On the new appointment, Kushner told the Washington Post that “the government should be run like a great American company.” We hear that a lot, and for some reason it never works.
According to the article:
President Trump plans to unveil a new White House office on Monday with sweeping authority to overhaul the federal bureaucracy and fulfill key campaign promises — such as reforming care for veterans and fighting opioid addiction — by harvesting ideas from the business world and, potentially, privatizing some government functions.
The White House Office of American Innovation, to be led by Jared Kushner, the president’s son-in-law and senior adviser, will operate as its own nimble power center within the West Wing and will report directly to Trump. Viewed internally as a SWAT team of strategic consultants, the office will be staffed by former business executives and is designed to infuse fresh thinking into Washington, float above the daily political grind and create a lasting legacy for a president still searching for signature achievements.

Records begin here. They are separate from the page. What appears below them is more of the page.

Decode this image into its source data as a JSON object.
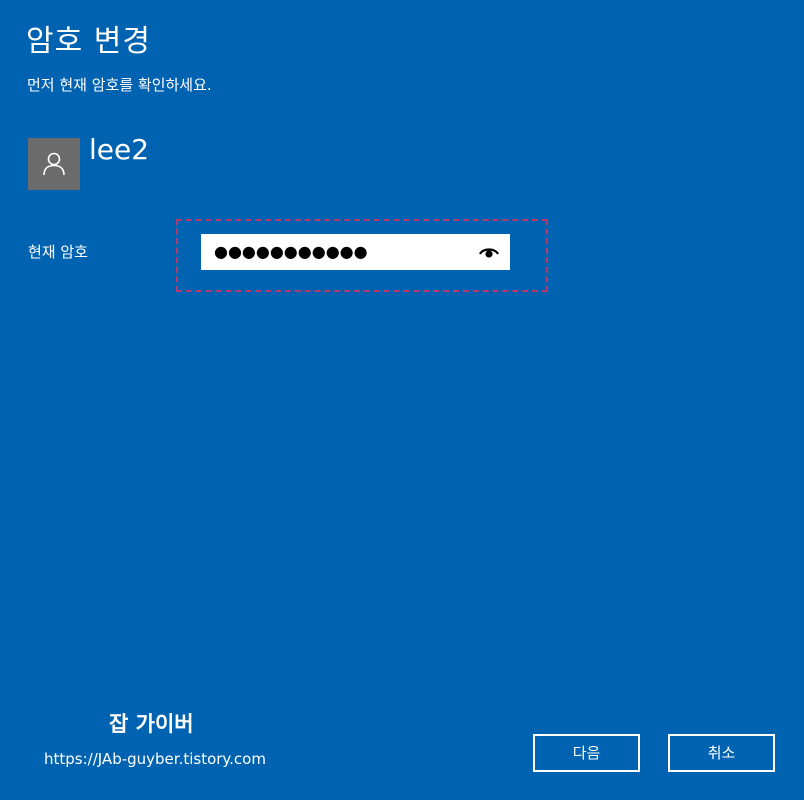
{
  "dialog": {
    "title": "암호 변경",
    "subtitle": "먼저 현재 암호를 확인하세요."
  },
  "user": {
    "name": "lee2",
    "avatar_icon": "person-icon"
  },
  "current_password": {
    "label": "현재 암호",
    "masked_value": "●●●●●●●●●●●",
    "reveal_icon": "eye-icon"
  },
  "watermark": {
    "title": "잡 가이버",
    "url": "https://JAb-guyber.tistory.com"
  },
  "buttons": {
    "next_label": "다음",
    "cancel_label": "취소"
  },
  "colors": {
    "background": "#0063b1",
    "avatar": "#6b6b6b",
    "highlight": "#b5396a"
  }
}
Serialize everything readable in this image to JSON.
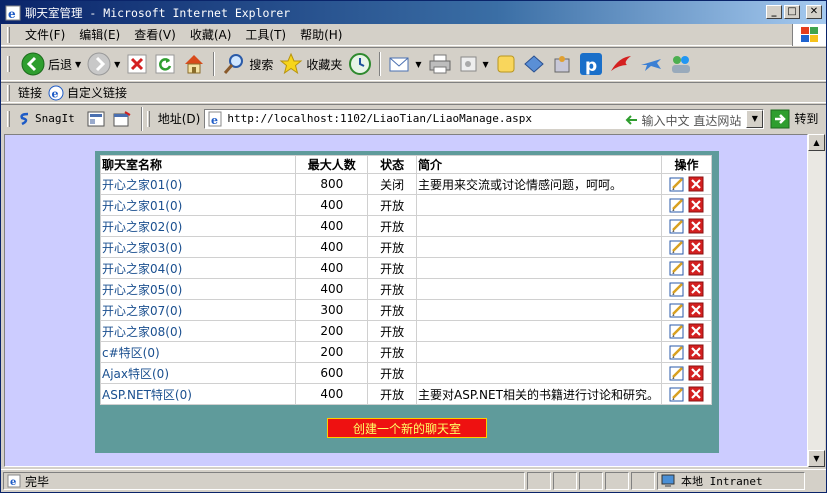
{
  "window": {
    "title": "聊天室管理 - Microsoft Internet Explorer",
    "buttons": [
      "minimize",
      "maximize",
      "close"
    ]
  },
  "menubar": {
    "items": [
      "文件(F)",
      "编辑(E)",
      "查看(V)",
      "收藏(A)",
      "工具(T)",
      "帮助(H)"
    ]
  },
  "toolbar": {
    "back_label": "后退",
    "search_label": "搜索",
    "favorites_label": "收藏夹",
    "icons": [
      "back-icon",
      "forward-icon",
      "stop-icon",
      "refresh-icon",
      "home-icon",
      "search-icon",
      "favorites-icon",
      "history-icon",
      "mail-icon",
      "print-icon",
      "edit-icon",
      "discuss-icon",
      "messenger-icon"
    ]
  },
  "linksbar": {
    "links_label": "链接",
    "custom_links_label": "自定义链接"
  },
  "addressbar": {
    "snagit_label": "SnagIt",
    "address_label": "地址(D)",
    "url": "http://localhost:1102/LiaoTian/LiaoManage.aspx",
    "hint": "输入中文 直达网站",
    "go_label": "转到"
  },
  "table": {
    "headers": {
      "name": "聊天室名称",
      "max": "最大人数",
      "status": "状态",
      "intro": "简介",
      "ops": "操作"
    },
    "rows": [
      {
        "name": "开心之家01(0)",
        "max": "800",
        "status": "关闭",
        "intro": "主要用来交流或讨论情感问题，呵呵。"
      },
      {
        "name": "开心之家01(0)",
        "max": "400",
        "status": "开放",
        "intro": ""
      },
      {
        "name": "开心之家02(0)",
        "max": "400",
        "status": "开放",
        "intro": ""
      },
      {
        "name": "开心之家03(0)",
        "max": "400",
        "status": "开放",
        "intro": ""
      },
      {
        "name": "开心之家04(0)",
        "max": "400",
        "status": "开放",
        "intro": ""
      },
      {
        "name": "开心之家05(0)",
        "max": "400",
        "status": "开放",
        "intro": ""
      },
      {
        "name": "开心之家07(0)",
        "max": "300",
        "status": "开放",
        "intro": ""
      },
      {
        "name": "开心之家08(0)",
        "max": "200",
        "status": "开放",
        "intro": ""
      },
      {
        "name": "c#特区(0)",
        "max": "200",
        "status": "开放",
        "intro": ""
      },
      {
        "name": "Ajax特区(0)",
        "max": "600",
        "status": "开放",
        "intro": ""
      },
      {
        "name": "ASP.NET特区(0)",
        "max": "400",
        "status": "开放",
        "intro": "主要对ASP.NET相关的书籍进行讨论和研究。"
      }
    ]
  },
  "create_button_label": "创建一个新的聊天室",
  "statusbar": {
    "status_text": "完毕",
    "zone_text": "本地 Intranet"
  },
  "colors": {
    "page_background": "#ccccff",
    "panel_background": "#5f9b9b",
    "create_button": "#ee1111",
    "link_text": "#1a4f8f"
  }
}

So, here’s the point. Typically there are plenty of ideas available to address problems that can be addressed when the political will exists, unless of course the problems really are intractable and the best minds are incapable of making real progress.
But what the health care debacle should show us is that getting things done in Washington is about politics, give and take, lobbying, horse-trading and any number of things that have nothing to do with executives (usually men) who think that big balls and giving orders that are necessarily heeded are all that is required.
Politics requires politics and not the leadership of some boy who looks like he started shaving last week.